International Transmission Co. Supports Recommendations of Blackout Report

Apr 06, 2004

International Transmission Co. Supports Recommendations of Blackout Report

Company commends the efforts of the Department of Energy, NERC and FERC

Novi, Mich., April 6, 2004 - In response to the Department of Energy's final blackout report, International Transmission Co. commends the Department of Energy, North American Electric Reliability Council (NERC) and Federal Energy Regulatory Commission (FERC) in their efforts to determine the cause and investigate means to prevent future blackouts.

"We agree with the recommendation of the report, specifically that the report calls for mandatory, enforceable reliability standards and an independent reliability authority," said International Transmission president and CEO Joseph Welch. "This report is an integral first step in improving that nation's electrical transmission grid."

The final report on the Aug. 14, 2003, blackout substantiates International Transmission's analysis of the causes of the blackout first issued on Aug. 16, 2003, and includes many of the key recommendations long supported by International Transmission that can prevent future blackouts.

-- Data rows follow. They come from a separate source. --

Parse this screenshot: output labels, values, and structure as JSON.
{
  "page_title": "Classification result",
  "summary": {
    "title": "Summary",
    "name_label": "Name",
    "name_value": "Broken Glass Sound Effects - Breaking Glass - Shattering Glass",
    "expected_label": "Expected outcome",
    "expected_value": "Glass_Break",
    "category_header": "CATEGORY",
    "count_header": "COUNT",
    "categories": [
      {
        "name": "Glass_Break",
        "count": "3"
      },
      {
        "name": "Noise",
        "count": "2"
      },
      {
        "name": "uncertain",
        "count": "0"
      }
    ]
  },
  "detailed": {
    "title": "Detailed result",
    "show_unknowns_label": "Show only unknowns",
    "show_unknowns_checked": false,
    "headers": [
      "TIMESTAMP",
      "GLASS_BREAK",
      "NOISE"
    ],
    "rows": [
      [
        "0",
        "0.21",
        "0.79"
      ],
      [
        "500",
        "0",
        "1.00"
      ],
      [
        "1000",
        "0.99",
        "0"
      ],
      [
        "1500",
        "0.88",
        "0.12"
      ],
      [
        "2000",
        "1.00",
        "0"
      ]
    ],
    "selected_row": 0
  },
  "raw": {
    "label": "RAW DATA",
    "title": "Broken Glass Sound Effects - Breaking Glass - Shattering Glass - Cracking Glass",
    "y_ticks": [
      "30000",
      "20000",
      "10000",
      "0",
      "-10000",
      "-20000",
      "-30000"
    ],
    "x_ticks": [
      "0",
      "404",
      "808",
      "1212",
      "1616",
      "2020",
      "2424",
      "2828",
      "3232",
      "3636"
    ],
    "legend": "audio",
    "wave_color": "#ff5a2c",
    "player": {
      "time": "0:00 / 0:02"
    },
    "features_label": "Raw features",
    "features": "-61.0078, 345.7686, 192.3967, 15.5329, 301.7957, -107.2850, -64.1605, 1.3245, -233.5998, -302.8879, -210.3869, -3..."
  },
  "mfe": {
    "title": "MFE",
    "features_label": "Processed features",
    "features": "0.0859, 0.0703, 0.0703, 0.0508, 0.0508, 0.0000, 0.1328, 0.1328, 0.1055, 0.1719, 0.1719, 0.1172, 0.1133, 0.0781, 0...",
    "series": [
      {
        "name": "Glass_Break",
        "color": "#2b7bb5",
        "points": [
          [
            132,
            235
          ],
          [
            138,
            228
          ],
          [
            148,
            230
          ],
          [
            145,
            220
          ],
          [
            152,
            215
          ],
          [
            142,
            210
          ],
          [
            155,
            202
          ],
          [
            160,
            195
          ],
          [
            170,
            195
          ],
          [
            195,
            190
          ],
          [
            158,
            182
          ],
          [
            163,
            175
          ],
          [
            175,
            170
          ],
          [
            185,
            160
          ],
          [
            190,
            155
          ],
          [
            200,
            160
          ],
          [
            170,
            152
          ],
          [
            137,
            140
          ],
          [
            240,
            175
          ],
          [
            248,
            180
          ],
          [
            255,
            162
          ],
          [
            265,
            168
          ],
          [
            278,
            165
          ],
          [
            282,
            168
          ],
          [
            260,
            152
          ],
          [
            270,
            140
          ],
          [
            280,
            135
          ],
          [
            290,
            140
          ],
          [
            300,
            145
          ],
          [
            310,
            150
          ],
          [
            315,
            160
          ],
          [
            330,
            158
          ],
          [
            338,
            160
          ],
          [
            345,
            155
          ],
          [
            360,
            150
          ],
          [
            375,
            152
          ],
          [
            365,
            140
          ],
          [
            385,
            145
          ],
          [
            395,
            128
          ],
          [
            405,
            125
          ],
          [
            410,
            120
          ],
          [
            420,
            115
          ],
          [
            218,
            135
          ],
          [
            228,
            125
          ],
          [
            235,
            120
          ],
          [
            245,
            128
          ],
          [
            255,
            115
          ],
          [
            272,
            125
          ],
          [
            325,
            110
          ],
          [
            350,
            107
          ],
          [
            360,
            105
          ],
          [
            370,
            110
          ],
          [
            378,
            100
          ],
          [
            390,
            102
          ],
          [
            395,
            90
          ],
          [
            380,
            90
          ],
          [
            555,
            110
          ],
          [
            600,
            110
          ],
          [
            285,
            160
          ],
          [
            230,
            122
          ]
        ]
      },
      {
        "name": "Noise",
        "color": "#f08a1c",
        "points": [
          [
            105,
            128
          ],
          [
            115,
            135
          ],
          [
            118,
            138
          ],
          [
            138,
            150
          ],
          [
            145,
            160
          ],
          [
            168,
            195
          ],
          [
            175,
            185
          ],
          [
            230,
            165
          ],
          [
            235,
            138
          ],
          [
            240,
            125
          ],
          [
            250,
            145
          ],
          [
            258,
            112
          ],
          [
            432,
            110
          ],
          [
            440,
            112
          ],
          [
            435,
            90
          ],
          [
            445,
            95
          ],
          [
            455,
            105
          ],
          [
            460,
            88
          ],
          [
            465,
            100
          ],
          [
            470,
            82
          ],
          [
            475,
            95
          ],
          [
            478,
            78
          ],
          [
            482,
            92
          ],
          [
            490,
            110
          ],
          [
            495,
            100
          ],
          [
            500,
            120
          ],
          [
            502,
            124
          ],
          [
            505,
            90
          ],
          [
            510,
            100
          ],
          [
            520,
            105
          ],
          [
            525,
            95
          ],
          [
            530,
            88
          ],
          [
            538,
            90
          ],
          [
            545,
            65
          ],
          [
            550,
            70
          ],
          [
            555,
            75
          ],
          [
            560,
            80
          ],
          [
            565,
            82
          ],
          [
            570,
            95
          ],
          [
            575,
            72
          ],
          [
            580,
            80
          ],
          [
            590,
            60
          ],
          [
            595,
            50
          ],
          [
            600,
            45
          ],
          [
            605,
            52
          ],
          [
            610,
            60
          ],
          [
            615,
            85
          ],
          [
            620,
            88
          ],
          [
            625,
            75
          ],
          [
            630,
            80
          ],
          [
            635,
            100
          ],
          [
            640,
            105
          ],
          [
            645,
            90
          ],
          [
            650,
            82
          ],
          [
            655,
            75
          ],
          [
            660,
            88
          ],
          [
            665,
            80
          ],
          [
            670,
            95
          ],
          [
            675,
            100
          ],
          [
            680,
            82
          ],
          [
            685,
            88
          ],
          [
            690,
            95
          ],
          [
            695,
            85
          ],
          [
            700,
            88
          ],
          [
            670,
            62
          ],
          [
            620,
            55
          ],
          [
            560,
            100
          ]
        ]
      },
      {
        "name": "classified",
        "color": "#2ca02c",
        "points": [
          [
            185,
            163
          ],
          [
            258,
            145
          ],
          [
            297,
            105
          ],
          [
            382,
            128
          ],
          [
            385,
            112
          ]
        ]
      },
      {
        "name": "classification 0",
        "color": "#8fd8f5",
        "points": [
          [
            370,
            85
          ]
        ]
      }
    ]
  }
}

Implementing the task force's recommendations will go a long way in addressing current reliability issues, but these improvements are part of a larger solution. In the last 20 years, energy demand has increased dramatically while investment in the nation's transmission system has remained relatively stagnant. This problem will only be exacerbated as projections identify that load is expected to grow by 25 percent in the coming decade, according to the Energy Information Administration's Annual Energy Outlook 2002.

As the nation's first fully independent transmission company, International Transmission is uniquely positioned to take considerable measures to upgrade the transmission grid as a means to improve reliability. "We are singularly focused on transmission and therefore are deeply committed to improving the transmission infrastructure as a means to ensure better efficiency in the flow of energy, better system reliability and lower overall energy costs," said Welch.

International Transmission continues to employ best-in-class maintenance and operating practices such as tower and line inspections, aging equipment replacement and vegetation management. International Transmission has been using the foremost vegetation management practices that are eco-friendly, long-lasting and cost-effective. These comprehensive vegetation trimming practices were filed voluntarily on April 1, 2004, with the Michigan Public Service Commission (MPSC), before the publication of the report from the Department of Energy.

"We will continually strive to support the efforts of the various agencies to improve the nation's transmission grid while working to identify and implement solutions that would prevent future instances of cascading blackouts," Welch said.

International Transmission Company
Lisa Roseland

Franco Public Relations Group
Marc Harlow